Josie Long clearly enjoys a challenge. The award-winning comic set out to make her latest show, Something Better, a positive one to offset the grim reality of Brexit and Trump. While it certainly seemed the case that, based on audience reaction, she was decidedly preaching to the converted, Long’s optimism in the face of such depressing subject matter was no small feat.
A show powered by Long’s own introspection about the political climate, and how the reality is so far removed from her own ideals, clearly resonated with the audience here; a heartfelt and intelligent response to an overwhelming situation, and a dissection of her own abilities to grapple with the challenges ahead.
As far as politicised comedy is concerned, this show stayed at the smaller, more personal end of the spectrum, and was all the more effective for it. Following on from an impromptu bout of karaoke – focused on deconstructing pop songs of questionable morality – prior to the actual start of the show, Long quickly introduced those main threads of the show, drawing parallels with her own life.

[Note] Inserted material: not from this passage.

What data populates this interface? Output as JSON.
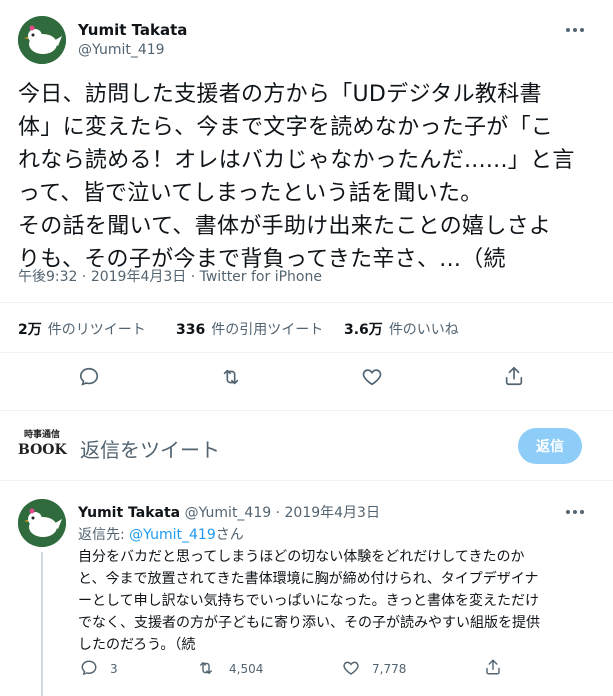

That these topics were handled with an honesty and self-deprecating, gallows humour, served only to heighten the potency of the show, where Long’s upbeat nature grappled with the big topics which dominate the news agenda, her uncertainty and occasional sense of helplessness and vulnerability mirroring our own. Only with the occasional catchphrase referencing her fondness for a glass or two of pinot grigio did this set stray into irreverent territory, punctuating the overall tone with a bit of light relief.
Something Better is, ultimately, just that – somehow both a product of and antidote to current events, overflowing with keenly observed gags and winning optimism in the face of the daily douchebaggery which makes up the news. Long has arguably never been on better form, and this timely, vital show really felt like essential viewing.